[Data entries]

*** Begin section ***

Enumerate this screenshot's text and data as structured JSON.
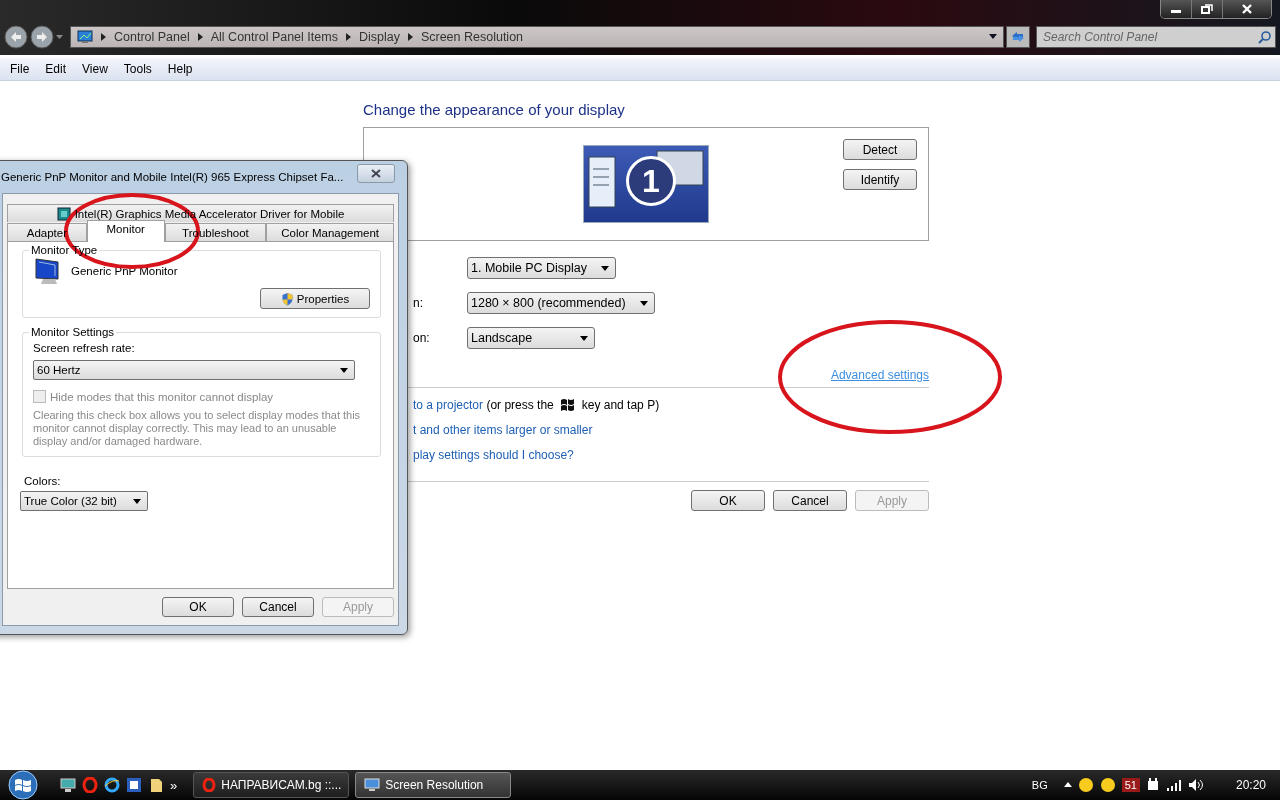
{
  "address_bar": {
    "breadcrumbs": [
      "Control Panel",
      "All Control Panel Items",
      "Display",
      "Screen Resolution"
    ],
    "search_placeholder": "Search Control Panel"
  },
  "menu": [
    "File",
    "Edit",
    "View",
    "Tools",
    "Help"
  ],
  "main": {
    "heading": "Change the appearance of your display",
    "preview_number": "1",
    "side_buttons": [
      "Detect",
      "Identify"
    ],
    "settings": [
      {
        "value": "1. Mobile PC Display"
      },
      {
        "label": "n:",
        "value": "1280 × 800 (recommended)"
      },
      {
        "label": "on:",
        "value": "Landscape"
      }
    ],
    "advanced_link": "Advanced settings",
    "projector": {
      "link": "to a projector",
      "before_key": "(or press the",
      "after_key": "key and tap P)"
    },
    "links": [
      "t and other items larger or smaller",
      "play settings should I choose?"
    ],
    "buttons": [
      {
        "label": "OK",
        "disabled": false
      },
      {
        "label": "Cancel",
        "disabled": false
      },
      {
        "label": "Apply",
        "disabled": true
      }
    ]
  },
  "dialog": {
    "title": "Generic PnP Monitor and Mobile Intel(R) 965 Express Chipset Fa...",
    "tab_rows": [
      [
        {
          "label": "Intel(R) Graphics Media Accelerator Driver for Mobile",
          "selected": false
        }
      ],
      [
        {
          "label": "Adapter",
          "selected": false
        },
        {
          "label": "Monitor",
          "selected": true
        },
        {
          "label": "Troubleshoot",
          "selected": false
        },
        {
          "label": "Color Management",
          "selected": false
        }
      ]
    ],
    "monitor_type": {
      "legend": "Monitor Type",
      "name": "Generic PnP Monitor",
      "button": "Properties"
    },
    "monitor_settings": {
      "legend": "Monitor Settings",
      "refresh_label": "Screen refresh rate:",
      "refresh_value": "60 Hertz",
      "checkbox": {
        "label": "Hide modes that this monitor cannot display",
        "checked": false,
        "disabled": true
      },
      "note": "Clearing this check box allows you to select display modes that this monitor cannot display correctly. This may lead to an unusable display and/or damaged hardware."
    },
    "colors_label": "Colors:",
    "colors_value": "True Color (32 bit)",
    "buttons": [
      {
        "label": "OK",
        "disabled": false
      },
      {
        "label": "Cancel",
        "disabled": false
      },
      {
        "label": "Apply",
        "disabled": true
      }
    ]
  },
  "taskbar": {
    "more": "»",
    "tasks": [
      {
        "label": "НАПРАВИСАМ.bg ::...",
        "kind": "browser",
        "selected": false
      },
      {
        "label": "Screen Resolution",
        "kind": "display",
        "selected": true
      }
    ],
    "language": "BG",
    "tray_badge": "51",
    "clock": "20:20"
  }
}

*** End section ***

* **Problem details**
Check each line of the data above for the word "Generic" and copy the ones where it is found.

* **Answer**
    "title": "Generic PnP Monitor and Mobile Intel(R) 965 Express Chipset Fa...",
      "name": "Generic PnP Monitor",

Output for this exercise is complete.